### The input

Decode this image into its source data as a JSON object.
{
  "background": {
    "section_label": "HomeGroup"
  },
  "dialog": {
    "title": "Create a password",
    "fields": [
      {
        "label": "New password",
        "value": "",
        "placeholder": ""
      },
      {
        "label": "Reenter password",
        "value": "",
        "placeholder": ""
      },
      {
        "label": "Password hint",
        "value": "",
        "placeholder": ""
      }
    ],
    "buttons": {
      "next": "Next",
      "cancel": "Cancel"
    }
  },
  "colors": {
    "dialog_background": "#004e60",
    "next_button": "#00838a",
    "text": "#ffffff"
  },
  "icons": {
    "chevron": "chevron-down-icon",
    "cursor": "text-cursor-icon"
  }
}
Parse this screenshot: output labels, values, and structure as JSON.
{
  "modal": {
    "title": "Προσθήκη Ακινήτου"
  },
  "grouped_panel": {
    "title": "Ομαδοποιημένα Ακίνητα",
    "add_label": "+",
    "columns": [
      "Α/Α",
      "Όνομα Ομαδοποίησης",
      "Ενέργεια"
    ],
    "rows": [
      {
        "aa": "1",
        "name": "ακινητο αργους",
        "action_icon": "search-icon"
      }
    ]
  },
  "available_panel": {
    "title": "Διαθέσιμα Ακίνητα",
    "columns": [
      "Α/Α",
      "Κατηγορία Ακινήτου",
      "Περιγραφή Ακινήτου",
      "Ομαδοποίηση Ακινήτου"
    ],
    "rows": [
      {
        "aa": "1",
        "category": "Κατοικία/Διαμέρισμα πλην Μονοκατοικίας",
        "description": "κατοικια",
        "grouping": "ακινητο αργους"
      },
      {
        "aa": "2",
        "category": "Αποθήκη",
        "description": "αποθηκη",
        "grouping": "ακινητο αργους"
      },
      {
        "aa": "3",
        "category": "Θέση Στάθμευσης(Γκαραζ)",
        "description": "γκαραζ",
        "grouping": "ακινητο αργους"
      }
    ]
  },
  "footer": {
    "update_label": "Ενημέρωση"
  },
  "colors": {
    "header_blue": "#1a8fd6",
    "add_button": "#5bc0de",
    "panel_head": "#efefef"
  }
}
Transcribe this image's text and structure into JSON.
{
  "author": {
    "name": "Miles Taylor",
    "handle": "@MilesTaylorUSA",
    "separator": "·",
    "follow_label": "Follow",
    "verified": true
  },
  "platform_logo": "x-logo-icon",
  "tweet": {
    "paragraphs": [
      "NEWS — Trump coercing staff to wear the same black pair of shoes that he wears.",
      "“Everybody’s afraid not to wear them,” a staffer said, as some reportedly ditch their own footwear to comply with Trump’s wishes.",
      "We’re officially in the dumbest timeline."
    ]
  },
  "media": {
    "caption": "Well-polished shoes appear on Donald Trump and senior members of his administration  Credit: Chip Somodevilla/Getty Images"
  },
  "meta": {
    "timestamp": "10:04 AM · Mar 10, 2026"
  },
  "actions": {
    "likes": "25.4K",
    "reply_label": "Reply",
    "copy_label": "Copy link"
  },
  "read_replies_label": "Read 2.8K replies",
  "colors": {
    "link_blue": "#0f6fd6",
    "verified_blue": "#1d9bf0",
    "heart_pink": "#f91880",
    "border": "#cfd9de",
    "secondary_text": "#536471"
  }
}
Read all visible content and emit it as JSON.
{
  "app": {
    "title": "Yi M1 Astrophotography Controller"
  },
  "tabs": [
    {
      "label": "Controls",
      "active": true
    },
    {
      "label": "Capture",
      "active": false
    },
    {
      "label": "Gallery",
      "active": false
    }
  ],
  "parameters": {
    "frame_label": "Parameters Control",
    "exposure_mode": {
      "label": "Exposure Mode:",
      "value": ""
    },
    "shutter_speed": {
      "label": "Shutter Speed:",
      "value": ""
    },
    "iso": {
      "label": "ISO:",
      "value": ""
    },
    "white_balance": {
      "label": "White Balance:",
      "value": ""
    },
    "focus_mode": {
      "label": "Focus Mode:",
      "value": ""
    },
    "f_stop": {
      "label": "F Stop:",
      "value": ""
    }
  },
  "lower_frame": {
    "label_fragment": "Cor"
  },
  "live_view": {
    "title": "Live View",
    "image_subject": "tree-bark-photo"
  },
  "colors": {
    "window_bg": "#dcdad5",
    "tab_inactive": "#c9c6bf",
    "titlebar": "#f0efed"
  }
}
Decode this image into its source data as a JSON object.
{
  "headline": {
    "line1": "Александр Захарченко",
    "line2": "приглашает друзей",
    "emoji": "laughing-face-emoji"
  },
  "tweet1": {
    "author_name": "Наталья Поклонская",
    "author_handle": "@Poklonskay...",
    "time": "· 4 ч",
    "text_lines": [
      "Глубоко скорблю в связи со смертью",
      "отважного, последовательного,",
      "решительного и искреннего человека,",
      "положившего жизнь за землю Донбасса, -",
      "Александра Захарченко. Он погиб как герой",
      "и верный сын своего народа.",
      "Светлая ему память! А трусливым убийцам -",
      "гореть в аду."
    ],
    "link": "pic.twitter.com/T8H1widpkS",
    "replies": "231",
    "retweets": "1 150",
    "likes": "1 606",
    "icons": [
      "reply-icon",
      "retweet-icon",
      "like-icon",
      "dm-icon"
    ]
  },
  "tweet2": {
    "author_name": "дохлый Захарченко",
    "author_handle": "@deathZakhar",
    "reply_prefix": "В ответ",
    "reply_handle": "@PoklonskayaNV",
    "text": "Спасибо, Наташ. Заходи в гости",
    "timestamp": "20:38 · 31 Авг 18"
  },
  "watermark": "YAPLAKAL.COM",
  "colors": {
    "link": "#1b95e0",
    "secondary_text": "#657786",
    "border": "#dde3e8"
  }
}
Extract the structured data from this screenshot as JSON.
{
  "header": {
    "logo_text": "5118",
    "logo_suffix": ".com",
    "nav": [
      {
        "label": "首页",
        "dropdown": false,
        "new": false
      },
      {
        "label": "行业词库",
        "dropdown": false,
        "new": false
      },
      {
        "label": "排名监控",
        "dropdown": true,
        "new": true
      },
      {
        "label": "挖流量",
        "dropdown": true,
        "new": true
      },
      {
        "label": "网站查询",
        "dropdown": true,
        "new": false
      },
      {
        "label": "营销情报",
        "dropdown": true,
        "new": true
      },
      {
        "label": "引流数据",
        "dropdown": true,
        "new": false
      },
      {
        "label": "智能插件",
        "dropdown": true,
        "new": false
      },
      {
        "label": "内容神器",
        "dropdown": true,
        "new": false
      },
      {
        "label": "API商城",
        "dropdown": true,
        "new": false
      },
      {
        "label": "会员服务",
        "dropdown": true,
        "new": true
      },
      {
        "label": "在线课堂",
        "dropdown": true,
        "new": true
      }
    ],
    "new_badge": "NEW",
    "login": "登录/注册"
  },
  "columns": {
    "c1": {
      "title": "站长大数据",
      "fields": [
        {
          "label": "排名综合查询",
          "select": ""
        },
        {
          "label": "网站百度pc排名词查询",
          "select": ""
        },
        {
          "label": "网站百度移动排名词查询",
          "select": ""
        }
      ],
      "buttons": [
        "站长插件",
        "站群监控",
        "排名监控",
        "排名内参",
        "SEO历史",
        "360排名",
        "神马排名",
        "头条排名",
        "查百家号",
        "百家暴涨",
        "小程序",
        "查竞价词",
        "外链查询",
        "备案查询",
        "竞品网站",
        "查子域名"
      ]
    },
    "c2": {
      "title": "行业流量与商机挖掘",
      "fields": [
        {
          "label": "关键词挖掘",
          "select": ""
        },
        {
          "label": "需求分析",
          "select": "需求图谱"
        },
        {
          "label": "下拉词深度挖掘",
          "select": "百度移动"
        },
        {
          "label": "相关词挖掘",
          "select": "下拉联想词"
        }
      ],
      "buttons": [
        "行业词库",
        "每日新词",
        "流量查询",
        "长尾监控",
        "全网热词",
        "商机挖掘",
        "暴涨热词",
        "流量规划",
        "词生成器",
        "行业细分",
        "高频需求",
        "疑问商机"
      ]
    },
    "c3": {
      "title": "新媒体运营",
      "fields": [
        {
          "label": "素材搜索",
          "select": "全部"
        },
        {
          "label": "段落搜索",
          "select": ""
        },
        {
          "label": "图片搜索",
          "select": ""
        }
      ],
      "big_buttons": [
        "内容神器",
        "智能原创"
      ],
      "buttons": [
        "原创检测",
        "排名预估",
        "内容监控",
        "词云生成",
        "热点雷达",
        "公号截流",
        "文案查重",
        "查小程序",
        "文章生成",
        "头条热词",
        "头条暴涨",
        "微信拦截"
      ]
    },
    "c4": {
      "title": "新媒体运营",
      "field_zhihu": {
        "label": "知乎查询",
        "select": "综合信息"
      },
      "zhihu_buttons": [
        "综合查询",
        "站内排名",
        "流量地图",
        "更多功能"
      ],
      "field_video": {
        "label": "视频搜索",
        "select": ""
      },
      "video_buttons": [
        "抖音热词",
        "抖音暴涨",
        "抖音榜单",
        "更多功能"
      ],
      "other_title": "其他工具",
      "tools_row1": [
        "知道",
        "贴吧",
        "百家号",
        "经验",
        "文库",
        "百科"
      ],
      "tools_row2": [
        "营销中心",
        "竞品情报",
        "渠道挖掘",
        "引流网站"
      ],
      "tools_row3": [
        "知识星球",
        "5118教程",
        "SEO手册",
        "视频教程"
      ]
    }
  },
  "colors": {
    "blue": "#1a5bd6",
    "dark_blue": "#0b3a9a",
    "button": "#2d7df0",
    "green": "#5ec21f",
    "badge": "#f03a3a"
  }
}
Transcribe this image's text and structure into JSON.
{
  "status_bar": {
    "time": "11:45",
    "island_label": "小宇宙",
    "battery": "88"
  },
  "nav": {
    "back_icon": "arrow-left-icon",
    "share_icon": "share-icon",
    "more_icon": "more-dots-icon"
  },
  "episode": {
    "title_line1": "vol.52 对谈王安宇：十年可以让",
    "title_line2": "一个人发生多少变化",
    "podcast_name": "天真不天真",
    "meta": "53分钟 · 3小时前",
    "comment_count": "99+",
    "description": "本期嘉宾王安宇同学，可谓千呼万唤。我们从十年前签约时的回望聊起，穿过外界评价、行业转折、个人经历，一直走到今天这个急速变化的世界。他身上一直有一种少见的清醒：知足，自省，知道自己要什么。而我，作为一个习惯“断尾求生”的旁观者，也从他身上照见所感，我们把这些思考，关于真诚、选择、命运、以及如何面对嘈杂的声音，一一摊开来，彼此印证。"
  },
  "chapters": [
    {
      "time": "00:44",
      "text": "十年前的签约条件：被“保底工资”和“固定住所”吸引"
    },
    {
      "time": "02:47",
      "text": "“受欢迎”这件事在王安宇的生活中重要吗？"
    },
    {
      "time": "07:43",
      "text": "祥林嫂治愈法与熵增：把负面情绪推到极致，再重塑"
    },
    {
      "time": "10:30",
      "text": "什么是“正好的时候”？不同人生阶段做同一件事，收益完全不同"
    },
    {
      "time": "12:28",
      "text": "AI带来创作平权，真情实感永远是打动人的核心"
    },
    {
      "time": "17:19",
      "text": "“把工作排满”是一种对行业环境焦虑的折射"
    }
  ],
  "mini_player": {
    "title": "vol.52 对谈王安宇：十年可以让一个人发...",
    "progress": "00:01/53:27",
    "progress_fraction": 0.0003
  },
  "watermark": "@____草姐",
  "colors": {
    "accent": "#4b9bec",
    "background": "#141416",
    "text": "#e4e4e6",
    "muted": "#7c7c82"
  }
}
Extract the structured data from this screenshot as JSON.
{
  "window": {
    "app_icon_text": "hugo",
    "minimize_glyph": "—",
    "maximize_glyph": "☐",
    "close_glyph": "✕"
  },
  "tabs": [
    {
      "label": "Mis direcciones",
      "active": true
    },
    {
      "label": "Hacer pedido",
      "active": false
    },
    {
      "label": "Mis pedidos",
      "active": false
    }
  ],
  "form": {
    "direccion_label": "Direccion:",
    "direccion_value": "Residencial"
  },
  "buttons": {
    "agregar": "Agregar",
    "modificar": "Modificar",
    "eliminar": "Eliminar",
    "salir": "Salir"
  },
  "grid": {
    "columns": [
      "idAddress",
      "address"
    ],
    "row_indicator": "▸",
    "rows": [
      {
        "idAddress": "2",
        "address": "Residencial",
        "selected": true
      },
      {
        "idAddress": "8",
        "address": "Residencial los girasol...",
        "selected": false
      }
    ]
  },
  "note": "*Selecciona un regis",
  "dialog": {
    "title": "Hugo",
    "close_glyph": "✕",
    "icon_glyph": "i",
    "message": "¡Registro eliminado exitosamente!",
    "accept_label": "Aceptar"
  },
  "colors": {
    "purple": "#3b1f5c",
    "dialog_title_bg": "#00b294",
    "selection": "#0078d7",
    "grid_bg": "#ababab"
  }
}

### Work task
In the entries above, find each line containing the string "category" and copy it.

### Final answer
        "category": "Κατοικία/Διαμέρισμα πλην Μονοκατοικίας",
        "category": "Αποθήκη",
        "category": "Θέση Στάθμευσης(Γκαραζ)",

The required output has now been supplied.